Directions for this task. What is the number of lines in the entries that include the word "price"? Respond with the number only.

Supplied material.

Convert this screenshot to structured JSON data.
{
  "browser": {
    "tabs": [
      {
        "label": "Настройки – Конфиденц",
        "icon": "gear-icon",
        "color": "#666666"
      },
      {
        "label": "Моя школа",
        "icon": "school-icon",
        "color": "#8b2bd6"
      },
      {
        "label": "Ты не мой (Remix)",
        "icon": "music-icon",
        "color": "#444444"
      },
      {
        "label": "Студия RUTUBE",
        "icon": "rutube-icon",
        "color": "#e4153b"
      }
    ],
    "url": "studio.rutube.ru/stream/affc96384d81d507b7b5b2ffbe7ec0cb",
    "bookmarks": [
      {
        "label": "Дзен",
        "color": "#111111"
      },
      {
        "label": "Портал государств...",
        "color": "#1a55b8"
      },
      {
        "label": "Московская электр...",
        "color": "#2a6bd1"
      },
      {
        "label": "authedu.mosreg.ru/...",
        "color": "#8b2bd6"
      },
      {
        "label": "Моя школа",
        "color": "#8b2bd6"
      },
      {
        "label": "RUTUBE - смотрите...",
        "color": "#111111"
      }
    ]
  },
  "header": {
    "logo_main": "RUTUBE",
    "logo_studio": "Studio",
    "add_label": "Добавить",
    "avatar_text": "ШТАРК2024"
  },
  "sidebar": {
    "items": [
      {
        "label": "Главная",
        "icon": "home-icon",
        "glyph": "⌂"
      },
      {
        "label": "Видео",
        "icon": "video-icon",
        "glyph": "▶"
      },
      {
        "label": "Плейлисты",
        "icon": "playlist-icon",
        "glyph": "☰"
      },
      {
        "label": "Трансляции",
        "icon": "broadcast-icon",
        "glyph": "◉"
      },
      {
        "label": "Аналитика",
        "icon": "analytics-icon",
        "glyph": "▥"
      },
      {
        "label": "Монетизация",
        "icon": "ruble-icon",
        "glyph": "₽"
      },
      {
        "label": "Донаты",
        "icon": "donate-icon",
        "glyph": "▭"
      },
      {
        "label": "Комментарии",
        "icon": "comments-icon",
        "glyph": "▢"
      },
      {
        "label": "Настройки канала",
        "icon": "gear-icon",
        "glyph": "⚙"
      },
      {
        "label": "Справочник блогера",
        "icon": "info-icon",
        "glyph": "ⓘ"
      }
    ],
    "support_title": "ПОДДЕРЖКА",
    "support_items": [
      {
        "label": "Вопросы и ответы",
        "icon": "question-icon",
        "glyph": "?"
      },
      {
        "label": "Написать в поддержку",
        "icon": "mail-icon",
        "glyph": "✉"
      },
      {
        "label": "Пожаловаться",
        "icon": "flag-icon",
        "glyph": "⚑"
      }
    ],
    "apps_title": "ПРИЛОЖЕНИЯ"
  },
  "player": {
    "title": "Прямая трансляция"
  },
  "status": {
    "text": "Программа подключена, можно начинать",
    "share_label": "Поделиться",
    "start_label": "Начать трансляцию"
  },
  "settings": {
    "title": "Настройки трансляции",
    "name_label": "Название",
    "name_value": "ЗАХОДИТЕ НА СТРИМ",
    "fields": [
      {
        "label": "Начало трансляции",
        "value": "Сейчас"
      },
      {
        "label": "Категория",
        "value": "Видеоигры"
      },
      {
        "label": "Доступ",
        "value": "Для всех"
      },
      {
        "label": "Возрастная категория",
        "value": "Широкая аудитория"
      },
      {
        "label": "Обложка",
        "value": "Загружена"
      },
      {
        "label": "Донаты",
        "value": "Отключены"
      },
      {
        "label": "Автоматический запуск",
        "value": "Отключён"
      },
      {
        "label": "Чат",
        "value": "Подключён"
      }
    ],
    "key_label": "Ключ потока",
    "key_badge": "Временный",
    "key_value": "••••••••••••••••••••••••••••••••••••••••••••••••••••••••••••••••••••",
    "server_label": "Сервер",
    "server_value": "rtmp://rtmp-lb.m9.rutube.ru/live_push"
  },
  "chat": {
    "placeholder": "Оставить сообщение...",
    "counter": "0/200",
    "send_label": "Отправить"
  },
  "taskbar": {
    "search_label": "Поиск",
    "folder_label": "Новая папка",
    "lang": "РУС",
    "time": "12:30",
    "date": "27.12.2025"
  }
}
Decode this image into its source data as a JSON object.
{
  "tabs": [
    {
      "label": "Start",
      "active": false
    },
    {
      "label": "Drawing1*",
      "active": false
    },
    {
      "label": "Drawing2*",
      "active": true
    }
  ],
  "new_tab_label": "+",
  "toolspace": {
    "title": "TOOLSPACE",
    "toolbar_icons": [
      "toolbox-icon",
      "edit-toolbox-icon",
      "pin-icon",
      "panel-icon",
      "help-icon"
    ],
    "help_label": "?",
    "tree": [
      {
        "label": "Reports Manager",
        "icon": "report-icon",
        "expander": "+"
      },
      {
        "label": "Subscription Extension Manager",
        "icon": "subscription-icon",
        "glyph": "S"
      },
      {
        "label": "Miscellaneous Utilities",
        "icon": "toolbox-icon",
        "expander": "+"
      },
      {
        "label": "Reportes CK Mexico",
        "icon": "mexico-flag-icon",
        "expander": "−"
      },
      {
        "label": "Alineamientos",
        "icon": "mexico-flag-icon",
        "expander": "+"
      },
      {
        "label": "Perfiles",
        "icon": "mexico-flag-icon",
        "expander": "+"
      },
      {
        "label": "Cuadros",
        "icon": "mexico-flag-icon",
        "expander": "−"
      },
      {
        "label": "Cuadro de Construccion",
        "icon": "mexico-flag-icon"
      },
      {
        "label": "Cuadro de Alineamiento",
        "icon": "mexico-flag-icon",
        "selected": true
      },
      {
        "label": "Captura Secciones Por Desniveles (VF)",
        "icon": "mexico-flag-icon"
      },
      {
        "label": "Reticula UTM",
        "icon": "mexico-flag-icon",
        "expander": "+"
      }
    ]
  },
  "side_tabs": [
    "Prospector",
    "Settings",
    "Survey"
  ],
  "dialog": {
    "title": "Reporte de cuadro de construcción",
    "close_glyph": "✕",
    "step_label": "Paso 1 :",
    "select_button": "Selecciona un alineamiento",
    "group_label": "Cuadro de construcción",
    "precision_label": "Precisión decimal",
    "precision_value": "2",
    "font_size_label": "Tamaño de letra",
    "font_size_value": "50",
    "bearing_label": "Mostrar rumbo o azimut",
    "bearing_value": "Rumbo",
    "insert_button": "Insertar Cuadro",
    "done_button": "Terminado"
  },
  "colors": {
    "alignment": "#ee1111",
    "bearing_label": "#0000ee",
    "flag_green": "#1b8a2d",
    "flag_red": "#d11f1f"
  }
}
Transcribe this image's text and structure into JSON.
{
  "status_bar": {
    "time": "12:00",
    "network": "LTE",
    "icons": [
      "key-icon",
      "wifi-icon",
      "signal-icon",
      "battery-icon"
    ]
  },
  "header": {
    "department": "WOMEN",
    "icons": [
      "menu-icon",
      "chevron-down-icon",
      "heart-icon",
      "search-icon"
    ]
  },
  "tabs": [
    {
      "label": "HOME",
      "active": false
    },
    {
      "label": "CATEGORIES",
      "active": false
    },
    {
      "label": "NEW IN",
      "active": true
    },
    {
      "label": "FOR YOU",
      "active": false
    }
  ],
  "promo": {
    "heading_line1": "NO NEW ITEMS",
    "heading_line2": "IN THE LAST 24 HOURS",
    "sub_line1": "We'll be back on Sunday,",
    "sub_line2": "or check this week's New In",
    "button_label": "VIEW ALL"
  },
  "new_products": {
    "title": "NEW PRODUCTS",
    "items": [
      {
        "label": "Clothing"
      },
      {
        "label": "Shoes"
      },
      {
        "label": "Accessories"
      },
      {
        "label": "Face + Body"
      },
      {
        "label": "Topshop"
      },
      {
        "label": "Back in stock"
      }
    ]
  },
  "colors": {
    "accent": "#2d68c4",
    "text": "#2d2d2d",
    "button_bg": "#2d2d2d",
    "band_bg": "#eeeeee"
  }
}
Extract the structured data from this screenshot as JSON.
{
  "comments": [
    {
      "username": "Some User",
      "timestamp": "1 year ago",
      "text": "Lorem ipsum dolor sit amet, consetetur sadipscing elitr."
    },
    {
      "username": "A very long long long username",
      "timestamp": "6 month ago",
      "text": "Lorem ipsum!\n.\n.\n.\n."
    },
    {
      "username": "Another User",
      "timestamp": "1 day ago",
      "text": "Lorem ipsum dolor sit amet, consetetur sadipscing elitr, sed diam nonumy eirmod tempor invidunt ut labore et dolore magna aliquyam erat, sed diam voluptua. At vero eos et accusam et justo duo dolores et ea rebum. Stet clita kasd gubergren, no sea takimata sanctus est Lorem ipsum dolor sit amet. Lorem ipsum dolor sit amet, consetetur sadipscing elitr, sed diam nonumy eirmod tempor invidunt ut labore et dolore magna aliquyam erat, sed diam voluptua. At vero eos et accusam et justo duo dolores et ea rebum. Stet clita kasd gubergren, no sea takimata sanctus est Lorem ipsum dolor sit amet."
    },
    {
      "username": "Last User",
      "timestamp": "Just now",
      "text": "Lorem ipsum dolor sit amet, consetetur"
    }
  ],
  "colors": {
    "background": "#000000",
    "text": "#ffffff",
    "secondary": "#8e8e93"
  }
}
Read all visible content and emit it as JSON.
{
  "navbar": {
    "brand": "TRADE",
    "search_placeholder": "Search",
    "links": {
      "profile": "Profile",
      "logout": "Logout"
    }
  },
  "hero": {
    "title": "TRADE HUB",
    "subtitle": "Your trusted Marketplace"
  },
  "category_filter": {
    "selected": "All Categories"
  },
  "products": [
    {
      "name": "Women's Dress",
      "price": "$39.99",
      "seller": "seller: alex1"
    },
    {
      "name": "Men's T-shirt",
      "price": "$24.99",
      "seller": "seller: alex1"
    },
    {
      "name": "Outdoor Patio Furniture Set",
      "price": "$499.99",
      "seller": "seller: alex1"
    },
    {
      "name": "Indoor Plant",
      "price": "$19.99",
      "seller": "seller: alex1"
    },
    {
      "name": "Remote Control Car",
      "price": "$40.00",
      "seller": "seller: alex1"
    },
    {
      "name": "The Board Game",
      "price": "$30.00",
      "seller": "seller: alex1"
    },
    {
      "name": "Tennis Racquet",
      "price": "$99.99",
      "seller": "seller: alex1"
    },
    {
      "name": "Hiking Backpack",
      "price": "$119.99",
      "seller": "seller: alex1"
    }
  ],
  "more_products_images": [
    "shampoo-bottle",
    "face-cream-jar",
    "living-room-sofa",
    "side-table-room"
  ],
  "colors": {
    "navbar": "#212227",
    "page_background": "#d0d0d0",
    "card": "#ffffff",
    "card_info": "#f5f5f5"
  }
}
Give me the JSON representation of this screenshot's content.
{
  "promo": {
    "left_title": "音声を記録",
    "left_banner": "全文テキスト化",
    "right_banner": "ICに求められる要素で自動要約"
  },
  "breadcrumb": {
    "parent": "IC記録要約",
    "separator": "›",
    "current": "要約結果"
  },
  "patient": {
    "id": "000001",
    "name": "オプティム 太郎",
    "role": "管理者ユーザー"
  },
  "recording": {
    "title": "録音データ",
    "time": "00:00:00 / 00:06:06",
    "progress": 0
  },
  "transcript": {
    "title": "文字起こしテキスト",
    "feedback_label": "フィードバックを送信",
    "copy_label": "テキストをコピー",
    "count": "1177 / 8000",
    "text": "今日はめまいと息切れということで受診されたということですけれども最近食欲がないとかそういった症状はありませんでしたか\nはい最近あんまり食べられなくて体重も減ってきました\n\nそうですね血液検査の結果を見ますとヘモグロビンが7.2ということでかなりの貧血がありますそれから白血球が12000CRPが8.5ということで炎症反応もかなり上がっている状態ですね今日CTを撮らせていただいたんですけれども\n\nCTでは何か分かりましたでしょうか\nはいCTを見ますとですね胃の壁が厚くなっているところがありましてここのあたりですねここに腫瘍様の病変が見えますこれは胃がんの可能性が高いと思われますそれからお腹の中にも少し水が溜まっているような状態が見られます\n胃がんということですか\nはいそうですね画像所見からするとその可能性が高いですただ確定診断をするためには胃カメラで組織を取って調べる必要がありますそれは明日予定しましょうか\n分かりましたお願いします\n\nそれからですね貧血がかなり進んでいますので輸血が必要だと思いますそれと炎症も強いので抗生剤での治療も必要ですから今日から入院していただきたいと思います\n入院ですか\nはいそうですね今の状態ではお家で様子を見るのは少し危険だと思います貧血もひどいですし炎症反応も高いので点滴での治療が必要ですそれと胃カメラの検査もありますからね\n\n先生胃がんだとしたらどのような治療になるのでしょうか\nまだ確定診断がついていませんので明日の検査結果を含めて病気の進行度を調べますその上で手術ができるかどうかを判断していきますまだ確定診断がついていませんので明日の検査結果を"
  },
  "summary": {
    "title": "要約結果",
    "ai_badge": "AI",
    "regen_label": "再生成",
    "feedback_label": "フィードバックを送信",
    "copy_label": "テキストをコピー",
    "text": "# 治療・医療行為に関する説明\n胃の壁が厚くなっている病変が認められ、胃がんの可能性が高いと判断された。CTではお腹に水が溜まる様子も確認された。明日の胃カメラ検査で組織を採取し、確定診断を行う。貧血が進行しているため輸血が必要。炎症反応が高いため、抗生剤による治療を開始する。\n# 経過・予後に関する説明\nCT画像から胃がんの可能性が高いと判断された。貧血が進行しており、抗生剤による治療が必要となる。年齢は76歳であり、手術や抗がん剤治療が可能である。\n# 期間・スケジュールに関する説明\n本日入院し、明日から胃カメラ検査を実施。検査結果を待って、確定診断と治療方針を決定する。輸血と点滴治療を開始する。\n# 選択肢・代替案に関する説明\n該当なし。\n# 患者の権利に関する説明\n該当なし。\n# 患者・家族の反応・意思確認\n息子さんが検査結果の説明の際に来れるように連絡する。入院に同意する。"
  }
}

Response to this task. 8